Though Cyprus has good protection of free expression in general, there is some religious privilege, and a de facto “blasphemy” law criminalises discussion of religion in very broad terms.
Although article 19 of the constitution states that “every person has the right to freedom of speech and expression in any form”, sections 141-142 of the Cypriot Criminal Code seem to contradict this guarantee by enacting a de facto blasphemy law in which it is an offence to essentially insult religions:
“Any person who with the deliberate intention of wounding the religious feelings of any person, or makes any gestures in the sight of that person, or places any object in the sight of that person, is guilty of a misdemeanor and is liable to imprisonment for one year.

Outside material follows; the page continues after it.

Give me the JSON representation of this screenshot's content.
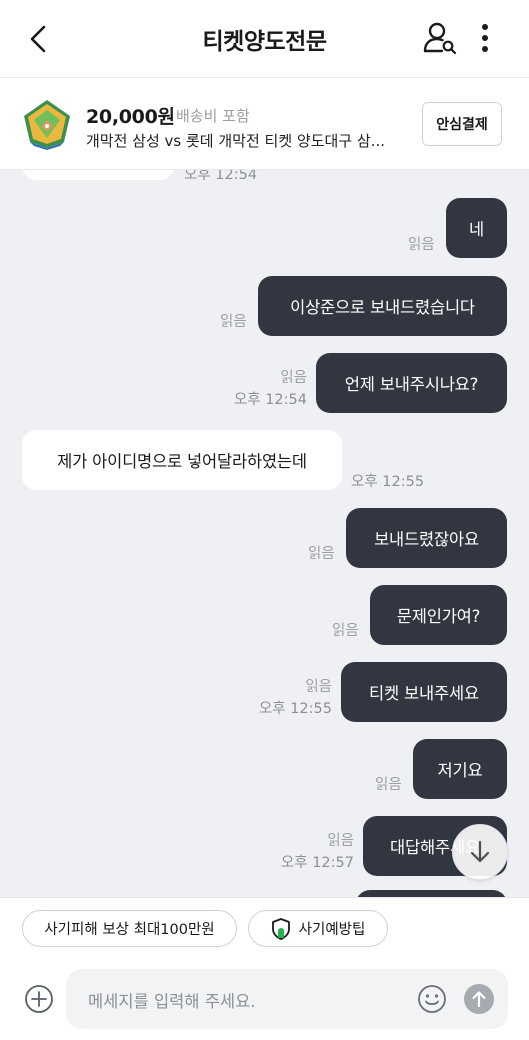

“…Any person who publishes a book or pamphlet or any article or letter in a newspaper or periodical which any class of persons consider as a public insult to their religion, with intent to vilify such religion or to shock or insult believers in such religion is guilty of a misdemeanor.”
— Articles 141 and 142, Cyprus Criminal Code